Norfolk Island badminton player Richard Cribb (right) shares a joke with team-mate Tez Gray and coach Tony Mordaunt after their training session at the Emirates Arena on Wednesday. - GLENN GUAN/ The Star
GLASGOW: That the Norfolk Island are not going to win any medals in badminton is a no brainer, indeed.
But the fact that they are even in Glasgow for the Commonwealth Games is already an achievement.
Listening to the jovial Richard Cribb, who works as a plumber back home, speak of how badminton began on this tiny island in the South Pacific Ocean, right between Australia and New Zealand and with a population of only 2,300 people – one will be both astounded and tickled pink!
The bubbly 43-year-old Cribb said that they only “have one hall with one badminton court and there are only six regular players, including his coach Tony Mardaunt”.
“It’s not a very high standard hall and it has low roofs. So, that’s why we had to come to Glasgow early to get used to the heights inside this humongous hall (at the Emirates Arena),” he said.
“We draw the lines on the badminton court by using masking tapes. It can be rather annoying because we have to peel off the masking tapes whenever there are ballroom dancing or other functions.
“We lost about three weeks of training in the last two months because of various other activities.”
But nothing could stop Cribb and his team-mates – Mick Donohoe, Jo Snell, Terry Gray and Jason Quntal – from making the best out of the situation.
“We probably started playing badminton about 15 years ago – on a social basis. We only took it seriously after the last Commonwealth Games (in New Delhi in 2010),” said Cribb.
“One of my team-mates Jo represented the country at the last Games in archery. She saw badminton and fell in love with it.
“She came back and got us together – and here we are!
“In fact, this our first real official tournament. We do not have national championships because there are only so few of us.
“Believe it or not, Snell is the president of the badminton association and I’m the secretary!
“By the way, I’m not the oldest in the team – my doubles partner Mick is in his 50s.”
Asked how they managed to purchase their equipment, Cribb said: “There aren’t any badminton shops here. It took me four months to get my new racquet for the Games - via Australia.
“Whenever someone travels to Australia or New Zealand, we will ask them to buy the shuttlecocks for us.
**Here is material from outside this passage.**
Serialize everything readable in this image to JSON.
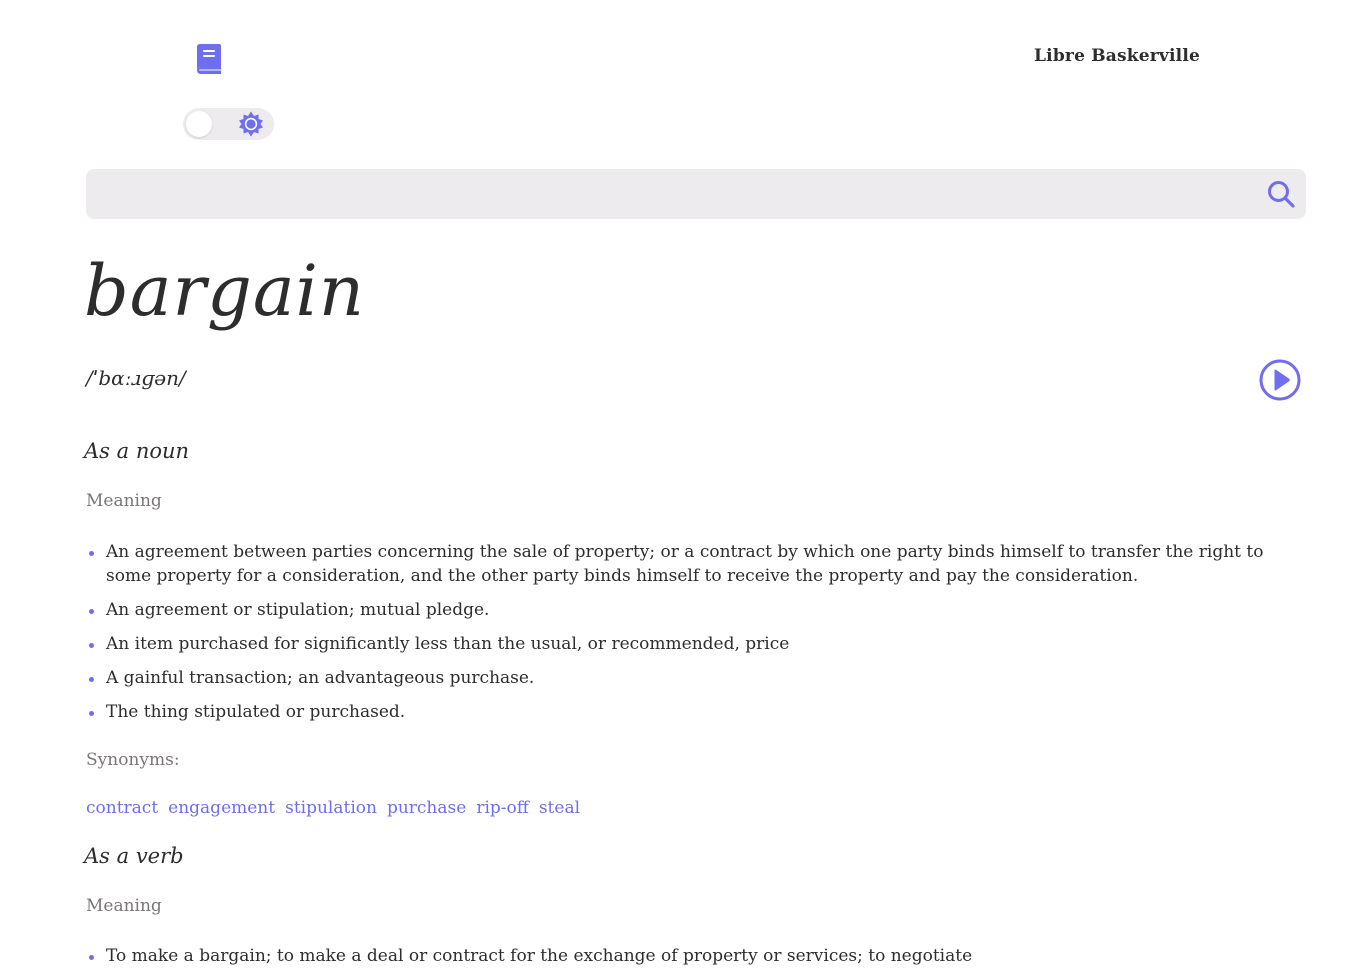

“And then, we make sure that we use the shuttles until there is not a single feather left on them!” he added, bursting out laughing.
Asked about his chances at the Games, Cribb said: “To win some points, honestly.
“To take a game off someone would be fantastic. We’ve been observing the other teams here and we are terrified.
“I have seen Lin Dan (of China) in action and watched Lee Chong Wei on Youtube. We tried to pick up some tips from them.”
Whatever happens, Cribb and his team-mates are just thrilled to be in Glasgow.
“It is just fantastic to be here. The Games Village is amazing. The cameras placed on the courts are terrifying. The practice court is brilliant. We are just enjoying ourselves here.”